Gov. Doug Ducey signed Senate Bill 1098 on Monday, which will fund the Arizona Department of Agriculture’s (AZDA) agricultural pilot program, allowing universities and other license holders to cultivate industrial hemp.
“This bill opens Arizona to the possibility of a new agricultural product,” Gov. Ducey said in a press release. “I’m glad to sign a bill that could have a positive economic impact for the state.”
Cultivators, harvesters, transporters and processors can now obtain a license from the state’s agricultural department. Those who violate the licensing requirements will be subject to penalties.
Industrial hemp, of course, is devoid of active levels of tetrahydrocannabinol (THC) and is defined as having less than 0.3 percent of THC. Most of the bill’s critics claimed that enforcement won’t be able to tell the difference between hemp and cannabis.

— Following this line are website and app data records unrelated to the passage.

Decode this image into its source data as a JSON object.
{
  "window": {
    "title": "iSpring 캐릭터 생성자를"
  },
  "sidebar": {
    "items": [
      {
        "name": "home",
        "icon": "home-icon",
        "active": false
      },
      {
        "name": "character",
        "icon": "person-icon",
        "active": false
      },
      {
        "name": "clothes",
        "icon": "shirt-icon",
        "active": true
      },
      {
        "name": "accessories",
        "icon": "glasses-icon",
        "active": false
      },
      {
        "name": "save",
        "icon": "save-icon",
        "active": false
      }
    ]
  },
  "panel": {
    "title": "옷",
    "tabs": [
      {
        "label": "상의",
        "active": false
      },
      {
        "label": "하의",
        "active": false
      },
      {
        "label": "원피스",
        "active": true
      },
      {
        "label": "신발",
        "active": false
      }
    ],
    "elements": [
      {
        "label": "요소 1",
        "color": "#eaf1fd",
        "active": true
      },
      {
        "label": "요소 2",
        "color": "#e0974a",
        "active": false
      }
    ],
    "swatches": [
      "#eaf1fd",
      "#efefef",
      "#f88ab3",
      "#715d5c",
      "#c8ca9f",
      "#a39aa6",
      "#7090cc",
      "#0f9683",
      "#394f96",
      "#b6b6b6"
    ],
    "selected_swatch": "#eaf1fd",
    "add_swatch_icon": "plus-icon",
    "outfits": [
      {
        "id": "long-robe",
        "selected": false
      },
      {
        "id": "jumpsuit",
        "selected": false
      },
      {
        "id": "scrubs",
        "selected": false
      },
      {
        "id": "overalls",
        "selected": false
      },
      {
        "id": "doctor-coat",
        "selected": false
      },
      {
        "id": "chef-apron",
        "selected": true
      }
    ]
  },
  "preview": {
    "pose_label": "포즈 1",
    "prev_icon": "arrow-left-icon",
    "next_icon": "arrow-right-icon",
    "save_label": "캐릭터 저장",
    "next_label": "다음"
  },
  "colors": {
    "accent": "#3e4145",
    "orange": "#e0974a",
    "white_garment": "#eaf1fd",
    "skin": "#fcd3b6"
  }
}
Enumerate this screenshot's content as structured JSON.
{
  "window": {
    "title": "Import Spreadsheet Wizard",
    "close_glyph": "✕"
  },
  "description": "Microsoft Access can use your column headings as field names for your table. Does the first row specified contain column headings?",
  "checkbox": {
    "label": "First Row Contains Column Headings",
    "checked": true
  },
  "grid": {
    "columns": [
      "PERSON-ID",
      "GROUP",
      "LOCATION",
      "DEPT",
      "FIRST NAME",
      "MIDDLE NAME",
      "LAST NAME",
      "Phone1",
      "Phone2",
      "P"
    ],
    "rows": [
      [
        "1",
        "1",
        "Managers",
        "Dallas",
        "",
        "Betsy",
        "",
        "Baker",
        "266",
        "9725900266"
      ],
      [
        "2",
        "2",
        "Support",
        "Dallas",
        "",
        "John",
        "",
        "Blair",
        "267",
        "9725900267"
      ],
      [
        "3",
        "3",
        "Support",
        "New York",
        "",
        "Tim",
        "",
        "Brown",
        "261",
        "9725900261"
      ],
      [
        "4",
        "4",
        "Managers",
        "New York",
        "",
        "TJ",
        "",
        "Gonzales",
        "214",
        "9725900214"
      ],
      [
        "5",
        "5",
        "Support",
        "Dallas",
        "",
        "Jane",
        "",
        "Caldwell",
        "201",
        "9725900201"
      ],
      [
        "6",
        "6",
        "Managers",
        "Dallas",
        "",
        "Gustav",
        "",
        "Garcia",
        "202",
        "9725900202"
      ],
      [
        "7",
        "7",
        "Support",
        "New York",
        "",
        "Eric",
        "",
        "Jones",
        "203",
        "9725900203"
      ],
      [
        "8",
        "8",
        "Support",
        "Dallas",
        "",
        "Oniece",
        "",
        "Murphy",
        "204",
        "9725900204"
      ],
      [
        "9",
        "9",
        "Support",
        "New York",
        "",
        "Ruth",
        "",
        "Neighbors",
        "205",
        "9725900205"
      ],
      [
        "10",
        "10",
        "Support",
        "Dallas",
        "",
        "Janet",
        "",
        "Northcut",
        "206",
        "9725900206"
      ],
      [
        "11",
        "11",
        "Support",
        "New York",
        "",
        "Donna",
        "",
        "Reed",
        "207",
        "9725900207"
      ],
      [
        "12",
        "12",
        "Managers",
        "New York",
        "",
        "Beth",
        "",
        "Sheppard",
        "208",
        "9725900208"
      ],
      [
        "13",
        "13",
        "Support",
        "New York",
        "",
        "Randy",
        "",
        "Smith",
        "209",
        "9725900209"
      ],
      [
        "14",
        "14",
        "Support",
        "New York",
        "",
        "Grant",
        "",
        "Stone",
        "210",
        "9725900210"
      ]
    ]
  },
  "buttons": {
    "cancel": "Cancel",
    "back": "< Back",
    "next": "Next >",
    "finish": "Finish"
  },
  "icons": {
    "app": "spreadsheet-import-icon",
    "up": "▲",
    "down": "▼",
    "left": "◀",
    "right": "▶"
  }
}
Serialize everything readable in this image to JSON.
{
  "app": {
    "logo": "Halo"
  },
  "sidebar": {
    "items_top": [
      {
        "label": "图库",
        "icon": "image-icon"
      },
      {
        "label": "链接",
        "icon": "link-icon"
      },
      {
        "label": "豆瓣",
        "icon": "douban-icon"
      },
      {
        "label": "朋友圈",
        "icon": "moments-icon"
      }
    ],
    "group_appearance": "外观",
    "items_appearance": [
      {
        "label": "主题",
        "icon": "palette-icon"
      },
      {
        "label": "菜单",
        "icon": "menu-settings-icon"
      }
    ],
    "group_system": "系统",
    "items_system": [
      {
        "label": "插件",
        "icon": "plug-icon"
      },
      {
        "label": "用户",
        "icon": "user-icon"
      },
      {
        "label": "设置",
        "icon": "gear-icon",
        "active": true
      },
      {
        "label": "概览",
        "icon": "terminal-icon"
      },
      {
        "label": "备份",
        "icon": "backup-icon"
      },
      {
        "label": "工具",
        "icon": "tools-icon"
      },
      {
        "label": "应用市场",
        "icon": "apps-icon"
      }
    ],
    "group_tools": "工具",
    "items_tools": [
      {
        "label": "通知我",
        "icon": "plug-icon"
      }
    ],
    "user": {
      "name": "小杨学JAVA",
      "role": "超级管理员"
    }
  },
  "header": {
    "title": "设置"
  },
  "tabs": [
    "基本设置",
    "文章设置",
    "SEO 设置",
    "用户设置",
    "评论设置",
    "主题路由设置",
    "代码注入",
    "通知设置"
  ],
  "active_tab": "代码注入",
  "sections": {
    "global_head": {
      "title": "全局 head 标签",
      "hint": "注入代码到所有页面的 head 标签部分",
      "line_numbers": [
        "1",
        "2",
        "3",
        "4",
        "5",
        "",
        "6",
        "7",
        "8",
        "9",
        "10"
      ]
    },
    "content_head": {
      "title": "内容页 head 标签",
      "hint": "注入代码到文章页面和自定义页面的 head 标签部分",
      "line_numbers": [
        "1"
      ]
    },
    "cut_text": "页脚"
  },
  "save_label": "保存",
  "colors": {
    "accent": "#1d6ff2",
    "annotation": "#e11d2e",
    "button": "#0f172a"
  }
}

The AZDA will have the say-so over who is authorized to participate in the seed program. According to the Arizona Capitol Times, the department is also receiving half a million per year to hire inspectors to police the new hemp industry.
Here’s a short recap of how hemp laws have played out in Arizona. In 2001, both legislative bodies in Arizona approved a bill to allow universities to research hemp, but that was vetoed by then-Gov. Jane Hull. More legislation failed in 2002, until the 2014 Farm Bill opened the door to hemp cultivation once again.
Notably in Arizona, the state’s hot climate could allow some farmers to get four cuttings per year out of some gardens. Most of the plants, however, are expected to be grown in climate-controlled greenhouses.
The news of the bill’s passage makes Arizona the 35th state to allow some level of industrial hemp cultivation, according to the National Conference of State Legislatures. Hemp can be used as a food source, clothing material, paper or as a fuel source.